Exercise objective –
Please give every line below again exactly, but not its pictures.

Dataset rows describing interfaces –
——

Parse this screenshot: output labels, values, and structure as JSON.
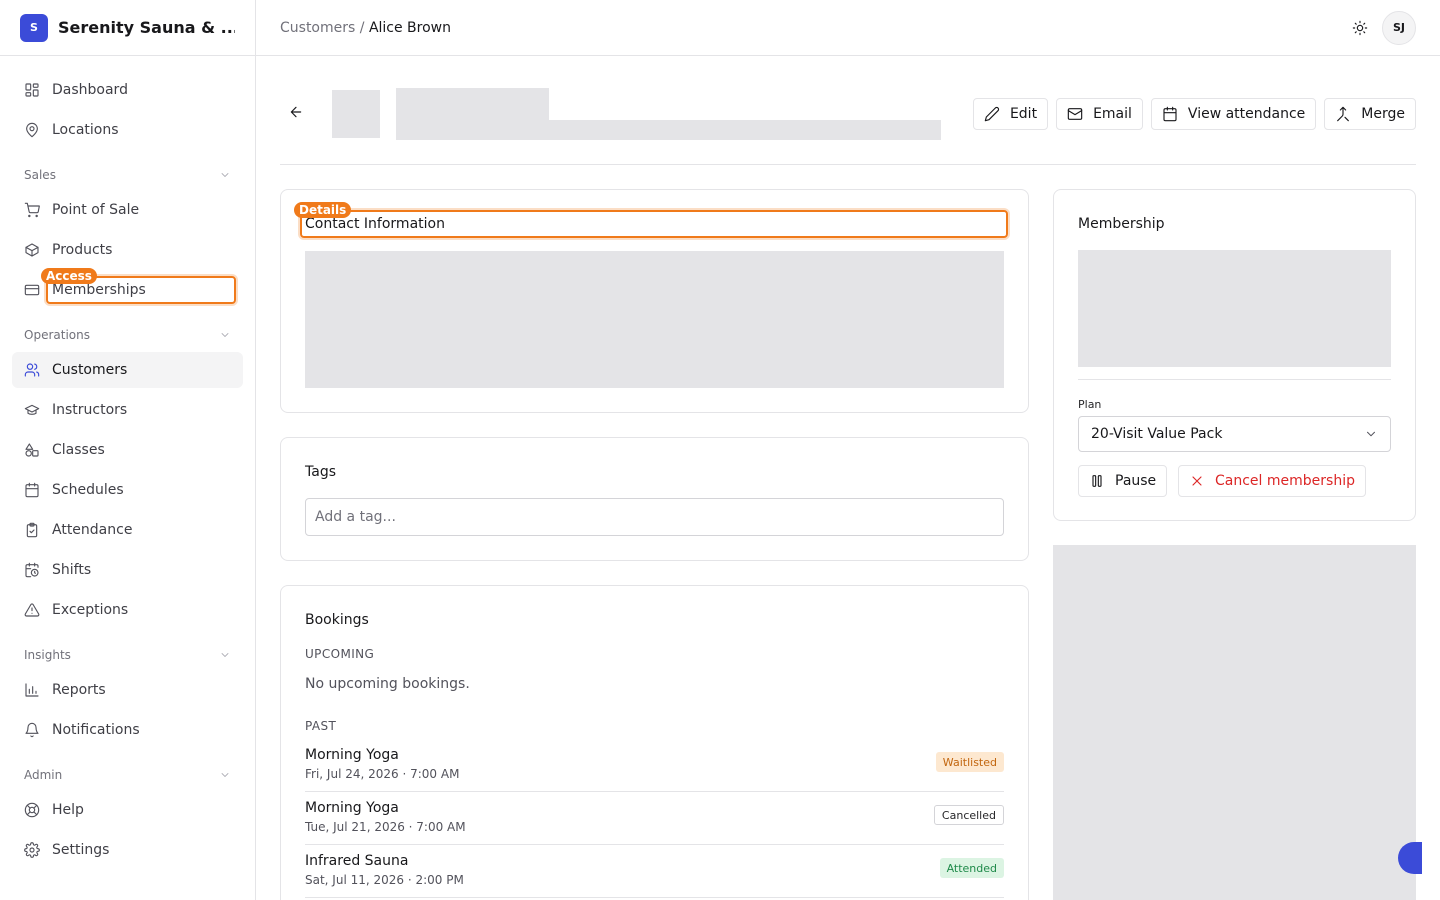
{
  "brand": {
    "logo_letter": "S",
    "name": "Serenity Sauna & ..."
  },
  "sidebar": {
    "items_top": [
      {
        "label": "Dashboard",
        "icon": "dashboard-icon"
      },
      {
        "label": "Locations",
        "icon": "map-pin-icon"
      }
    ],
    "groups": [
      {
        "label": "Sales",
        "items": [
          {
            "label": "Point of Sale",
            "icon": "cart-icon"
          },
          {
            "label": "Products",
            "icon": "package-icon"
          },
          {
            "label": "Memberships",
            "icon": "card-icon"
          }
        ]
      },
      {
        "label": "Operations",
        "items": [
          {
            "label": "Customers",
            "icon": "users-icon",
            "active": true
          },
          {
            "label": "Instructors",
            "icon": "graduation-cap-icon"
          },
          {
            "label": "Classes",
            "icon": "shapes-icon"
          },
          {
            "label": "Schedules",
            "icon": "calendar-icon"
          },
          {
            "label": "Attendance",
            "icon": "clipboard-check-icon"
          },
          {
            "label": "Shifts",
            "icon": "calendar-clock-icon"
          },
          {
            "label": "Exceptions",
            "icon": "alert-triangle-icon"
          }
        ]
      },
      {
        "label": "Insights",
        "items": [
          {
            "label": "Reports",
            "icon": "bar-chart-icon"
          },
          {
            "label": "Notifications",
            "icon": "bell-icon"
          }
        ]
      },
      {
        "label": "Admin",
        "items": [
          {
            "label": "Help",
            "icon": "life-buoy-icon"
          },
          {
            "label": "Settings",
            "icon": "gear-icon"
          }
        ]
      }
    ]
  },
  "header": {
    "breadcrumb_parent": "Customers",
    "breadcrumb_sep": "/",
    "breadcrumb_current": "Alice Brown",
    "avatar_initials": "SJ"
  },
  "actions": {
    "edit": "Edit",
    "email": "Email",
    "view_attendance": "View attendance",
    "merge": "Merge"
  },
  "contact": {
    "title": "Contact Information"
  },
  "tags": {
    "title": "Tags",
    "placeholder": "Add a tag..."
  },
  "bookings": {
    "title": "Bookings",
    "upcoming_label": "UPCOMING",
    "upcoming_empty": "No upcoming bookings.",
    "past_label": "PAST",
    "past": [
      {
        "name": "Morning Yoga",
        "date": "Fri, Jul 24, 2026 · 7:00 AM",
        "status": "Waitlisted"
      },
      {
        "name": "Morning Yoga",
        "date": "Tue, Jul 21, 2026 · 7:00 AM",
        "status": "Cancelled"
      },
      {
        "name": "Infrared Sauna",
        "date": "Sat, Jul 11, 2026 · 2:00 PM",
        "status": "Attended"
      }
    ]
  },
  "membership": {
    "title": "Membership",
    "plan_label": "Plan",
    "plan_value": "20-Visit Value Pack",
    "pause": "Pause",
    "cancel": "Cancel membership"
  },
  "highlights": {
    "details": "Details",
    "access": "Access"
  },
  "colors": {
    "accent": "#3b4bd8",
    "highlight": "#f07a1a",
    "danger": "#dc2626"
  }
}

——

The completed task –
Parse this screenshot: output labels, values, and structure as JSON.
{
  "brand": {
    "logo_letter": "S",
    "name": "Serenity Sauna & ..."
  },
  "sidebar": {
    "items_top": [
      {
        "label": "Dashboard",
        "icon": "dashboard-icon"
      },
      {
        "label": "Locations",
        "icon": "map-pin-icon"
      }
    ],
    "groups": [
      {
        "label": "Sales",
        "items": [
          {
            "label": "Point of Sale",
            "icon": "cart-icon"
          },
          {
            "label": "Products",
            "icon": "package-icon"
          },
          {
            "label": "Memberships",
            "icon": "card-icon"
          }
        ]
      },
      {
        "label": "Operations",
        "items": [
          {
            "label": "Customers",
            "icon": "users-icon",
            "active": true
          },
          {
            "label": "Instructors",
            "icon": "graduation-cap-icon"
          },
          {
            "label": "Classes",
            "icon": "shapes-icon"
          },
          {
            "label": "Schedules",
            "icon": "calendar-icon"
          },
          {
            "label": "Attendance",
            "icon": "clipboard-check-icon"
          },
          {
            "label": "Shifts",
            "icon": "calendar-clock-icon"
          },
          {
            "label": "Exceptions",
            "icon": "alert-triangle-icon"
          }
        ]
      },
      {
        "label": "Insights",
        "items": [
          {
            "label": "Reports",
            "icon": "bar-chart-icon"
          },
          {
            "label": "Notifications",
            "icon": "bell-icon"
          }
        ]
      },
      {
        "label": "Admin",
        "items": [
          {
            "label": "Help",
            "icon": "life-buoy-icon"
          },
          {
            "label": "Settings",
            "icon": "gear-icon"
          }
        ]
      }
    ]
  },
  "header": {
    "breadcrumb_parent": "Customers",
    "breadcrumb_sep": "/",
    "breadcrumb_current": "Alice Brown",
    "avatar_initials": "SJ"
  },
  "actions": {
    "edit": "Edit",
    "email": "Email",
    "view_attendance": "View attendance",
    "merge": "Merge"
  },
  "contact": {
    "title": "Contact Information"
  },
  "tags": {
    "title": "Tags",
    "placeholder": "Add a tag..."
  },
  "bookings": {
    "title": "Bookings",
    "upcoming_label": "UPCOMING",
    "upcoming_empty": "No upcoming bookings.",
    "past_label": "PAST",
    "past": [
      {
        "name": "Morning Yoga",
        "date": "Fri, Jul 24, 2026 · 7:00 AM",
        "status": "Waitlisted"
      },
      {
        "name": "Morning Yoga",
        "date": "Tue, Jul 21, 2026 · 7:00 AM",
        "status": "Cancelled"
      },
      {
        "name": "Infrared Sauna",
        "date": "Sat, Jul 11, 2026 · 2:00 PM",
        "status": "Attended"
      }
    ]
  },
  "membership": {
    "title": "Membership",
    "plan_label": "Plan",
    "plan_value": "20-Visit Value Pack",
    "pause": "Pause",
    "cancel": "Cancel membership"
  },
  "highlights": {
    "details": "Details",
    "access": "Access"
  },
  "colors": {
    "accent": "#3b4bd8",
    "highlight": "#f07a1a",
    "danger": "#dc2626"
  }
}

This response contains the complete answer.